WHAT IS REQUIRED - When scanning the data, count every line with "subtitle" in it, and report only the resulting number.

*** DATA PROVIDED ***

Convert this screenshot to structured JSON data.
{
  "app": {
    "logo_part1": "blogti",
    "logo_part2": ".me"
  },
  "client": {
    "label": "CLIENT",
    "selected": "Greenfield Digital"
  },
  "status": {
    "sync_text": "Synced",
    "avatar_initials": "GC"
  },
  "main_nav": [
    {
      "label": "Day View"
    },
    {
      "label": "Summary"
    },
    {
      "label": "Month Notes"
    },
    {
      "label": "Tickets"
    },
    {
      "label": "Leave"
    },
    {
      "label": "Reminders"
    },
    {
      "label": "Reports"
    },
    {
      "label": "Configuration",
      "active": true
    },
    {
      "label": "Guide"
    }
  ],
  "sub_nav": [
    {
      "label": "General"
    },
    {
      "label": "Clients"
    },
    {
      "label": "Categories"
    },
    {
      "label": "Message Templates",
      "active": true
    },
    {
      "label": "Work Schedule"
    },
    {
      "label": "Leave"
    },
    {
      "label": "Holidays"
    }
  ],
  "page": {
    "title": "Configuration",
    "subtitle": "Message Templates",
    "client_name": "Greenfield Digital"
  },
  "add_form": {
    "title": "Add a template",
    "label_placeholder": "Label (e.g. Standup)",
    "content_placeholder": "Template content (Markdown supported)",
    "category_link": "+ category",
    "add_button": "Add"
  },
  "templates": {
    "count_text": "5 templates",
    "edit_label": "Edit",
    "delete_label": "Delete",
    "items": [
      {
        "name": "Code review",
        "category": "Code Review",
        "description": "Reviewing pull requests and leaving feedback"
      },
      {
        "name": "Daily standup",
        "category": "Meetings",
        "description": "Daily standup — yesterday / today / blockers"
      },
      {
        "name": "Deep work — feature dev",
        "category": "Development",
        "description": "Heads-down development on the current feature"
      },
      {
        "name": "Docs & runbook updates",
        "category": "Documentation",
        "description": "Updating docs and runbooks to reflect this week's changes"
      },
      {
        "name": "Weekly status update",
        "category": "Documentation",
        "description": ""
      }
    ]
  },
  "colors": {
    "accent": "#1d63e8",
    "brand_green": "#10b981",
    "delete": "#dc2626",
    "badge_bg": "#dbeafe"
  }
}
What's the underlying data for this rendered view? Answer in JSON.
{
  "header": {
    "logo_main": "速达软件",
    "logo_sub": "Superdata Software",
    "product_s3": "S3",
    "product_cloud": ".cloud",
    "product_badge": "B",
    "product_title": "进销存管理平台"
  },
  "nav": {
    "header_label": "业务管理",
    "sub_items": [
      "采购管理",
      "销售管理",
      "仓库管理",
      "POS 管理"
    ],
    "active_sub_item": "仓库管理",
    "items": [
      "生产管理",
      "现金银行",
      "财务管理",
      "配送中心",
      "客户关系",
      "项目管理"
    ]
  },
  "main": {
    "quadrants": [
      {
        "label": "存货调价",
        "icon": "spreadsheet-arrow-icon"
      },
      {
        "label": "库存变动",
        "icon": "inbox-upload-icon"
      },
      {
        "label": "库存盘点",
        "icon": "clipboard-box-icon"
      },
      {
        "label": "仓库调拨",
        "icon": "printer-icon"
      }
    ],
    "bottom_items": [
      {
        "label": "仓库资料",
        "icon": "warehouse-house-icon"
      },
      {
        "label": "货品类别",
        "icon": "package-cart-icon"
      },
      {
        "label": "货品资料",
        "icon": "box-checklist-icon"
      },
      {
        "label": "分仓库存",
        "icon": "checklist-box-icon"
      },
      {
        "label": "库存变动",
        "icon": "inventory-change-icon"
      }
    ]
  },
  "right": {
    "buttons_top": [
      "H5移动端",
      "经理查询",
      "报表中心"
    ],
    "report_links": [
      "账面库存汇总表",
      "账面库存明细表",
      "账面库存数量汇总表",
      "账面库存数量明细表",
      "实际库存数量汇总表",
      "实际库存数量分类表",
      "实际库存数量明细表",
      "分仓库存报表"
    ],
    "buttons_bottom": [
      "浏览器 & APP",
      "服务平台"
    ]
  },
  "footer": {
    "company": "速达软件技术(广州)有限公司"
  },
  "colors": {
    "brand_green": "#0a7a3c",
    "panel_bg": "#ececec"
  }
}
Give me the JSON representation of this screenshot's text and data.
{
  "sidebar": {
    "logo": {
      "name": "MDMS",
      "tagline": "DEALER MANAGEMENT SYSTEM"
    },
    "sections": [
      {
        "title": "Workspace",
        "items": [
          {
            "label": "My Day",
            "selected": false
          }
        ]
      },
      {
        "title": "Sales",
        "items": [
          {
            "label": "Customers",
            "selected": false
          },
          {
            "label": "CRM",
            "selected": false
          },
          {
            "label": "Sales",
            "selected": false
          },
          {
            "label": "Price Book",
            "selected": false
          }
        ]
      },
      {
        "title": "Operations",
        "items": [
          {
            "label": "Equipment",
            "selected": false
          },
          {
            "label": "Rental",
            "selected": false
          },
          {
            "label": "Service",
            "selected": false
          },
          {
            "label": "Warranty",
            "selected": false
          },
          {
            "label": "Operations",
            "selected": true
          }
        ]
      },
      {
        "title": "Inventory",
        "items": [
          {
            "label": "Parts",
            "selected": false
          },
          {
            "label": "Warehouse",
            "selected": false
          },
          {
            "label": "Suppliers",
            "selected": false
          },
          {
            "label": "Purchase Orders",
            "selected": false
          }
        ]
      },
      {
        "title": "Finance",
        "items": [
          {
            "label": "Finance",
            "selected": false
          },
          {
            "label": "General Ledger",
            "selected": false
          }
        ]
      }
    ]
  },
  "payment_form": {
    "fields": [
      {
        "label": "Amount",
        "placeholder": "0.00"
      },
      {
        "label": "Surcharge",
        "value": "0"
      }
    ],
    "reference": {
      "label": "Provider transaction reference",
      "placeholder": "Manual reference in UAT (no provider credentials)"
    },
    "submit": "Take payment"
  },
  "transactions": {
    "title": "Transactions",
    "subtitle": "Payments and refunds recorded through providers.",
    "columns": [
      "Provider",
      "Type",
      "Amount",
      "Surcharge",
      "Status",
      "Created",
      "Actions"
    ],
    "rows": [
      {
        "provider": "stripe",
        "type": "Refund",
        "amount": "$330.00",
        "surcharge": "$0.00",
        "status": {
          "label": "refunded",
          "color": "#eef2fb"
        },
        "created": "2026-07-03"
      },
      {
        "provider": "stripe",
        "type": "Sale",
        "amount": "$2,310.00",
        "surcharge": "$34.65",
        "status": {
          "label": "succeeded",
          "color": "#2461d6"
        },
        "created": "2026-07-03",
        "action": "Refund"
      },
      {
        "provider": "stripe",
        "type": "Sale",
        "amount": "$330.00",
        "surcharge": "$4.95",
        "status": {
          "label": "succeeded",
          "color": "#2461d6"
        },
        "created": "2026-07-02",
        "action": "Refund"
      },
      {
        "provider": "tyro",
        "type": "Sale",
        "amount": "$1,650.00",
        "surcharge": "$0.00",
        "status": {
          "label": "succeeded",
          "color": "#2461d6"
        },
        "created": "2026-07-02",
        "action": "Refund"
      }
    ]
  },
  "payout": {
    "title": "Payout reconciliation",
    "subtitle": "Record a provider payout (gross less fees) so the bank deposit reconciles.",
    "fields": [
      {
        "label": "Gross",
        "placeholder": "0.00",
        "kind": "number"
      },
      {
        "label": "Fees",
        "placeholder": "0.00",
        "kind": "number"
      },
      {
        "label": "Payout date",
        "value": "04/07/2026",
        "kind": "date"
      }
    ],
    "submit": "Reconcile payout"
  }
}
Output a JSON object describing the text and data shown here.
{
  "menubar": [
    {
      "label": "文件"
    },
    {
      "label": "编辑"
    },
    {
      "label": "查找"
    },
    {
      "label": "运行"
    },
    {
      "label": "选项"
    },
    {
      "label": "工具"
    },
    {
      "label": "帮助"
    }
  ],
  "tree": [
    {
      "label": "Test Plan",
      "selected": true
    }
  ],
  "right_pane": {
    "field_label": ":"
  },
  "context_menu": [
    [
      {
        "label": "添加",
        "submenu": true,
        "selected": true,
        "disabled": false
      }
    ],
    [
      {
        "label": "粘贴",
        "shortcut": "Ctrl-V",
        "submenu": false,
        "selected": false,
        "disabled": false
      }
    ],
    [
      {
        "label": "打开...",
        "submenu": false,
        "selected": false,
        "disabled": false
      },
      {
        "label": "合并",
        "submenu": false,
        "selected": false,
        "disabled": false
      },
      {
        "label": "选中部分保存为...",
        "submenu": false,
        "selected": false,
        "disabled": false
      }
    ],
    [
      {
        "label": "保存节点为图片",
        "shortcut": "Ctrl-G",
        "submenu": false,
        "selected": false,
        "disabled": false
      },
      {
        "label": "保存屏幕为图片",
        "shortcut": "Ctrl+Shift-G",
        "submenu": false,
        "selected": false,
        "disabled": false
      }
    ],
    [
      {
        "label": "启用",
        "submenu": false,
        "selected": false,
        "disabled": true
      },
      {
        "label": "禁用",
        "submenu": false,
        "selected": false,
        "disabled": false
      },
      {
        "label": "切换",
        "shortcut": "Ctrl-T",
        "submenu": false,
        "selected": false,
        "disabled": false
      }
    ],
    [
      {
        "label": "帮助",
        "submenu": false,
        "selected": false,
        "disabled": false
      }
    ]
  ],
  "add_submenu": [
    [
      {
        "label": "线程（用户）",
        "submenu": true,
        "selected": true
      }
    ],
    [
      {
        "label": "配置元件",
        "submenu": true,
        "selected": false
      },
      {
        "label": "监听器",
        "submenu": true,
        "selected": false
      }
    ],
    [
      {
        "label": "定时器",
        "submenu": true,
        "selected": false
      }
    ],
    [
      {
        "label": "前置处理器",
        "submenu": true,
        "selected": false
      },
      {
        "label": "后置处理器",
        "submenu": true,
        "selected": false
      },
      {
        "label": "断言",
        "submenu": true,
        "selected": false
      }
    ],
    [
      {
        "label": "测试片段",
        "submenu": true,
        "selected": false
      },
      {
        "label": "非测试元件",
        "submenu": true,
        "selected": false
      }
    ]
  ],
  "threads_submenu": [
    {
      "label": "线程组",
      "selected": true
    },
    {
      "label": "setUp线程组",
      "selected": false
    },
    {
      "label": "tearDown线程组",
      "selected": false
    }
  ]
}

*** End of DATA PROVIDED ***

EXERCISE ANSWER - 3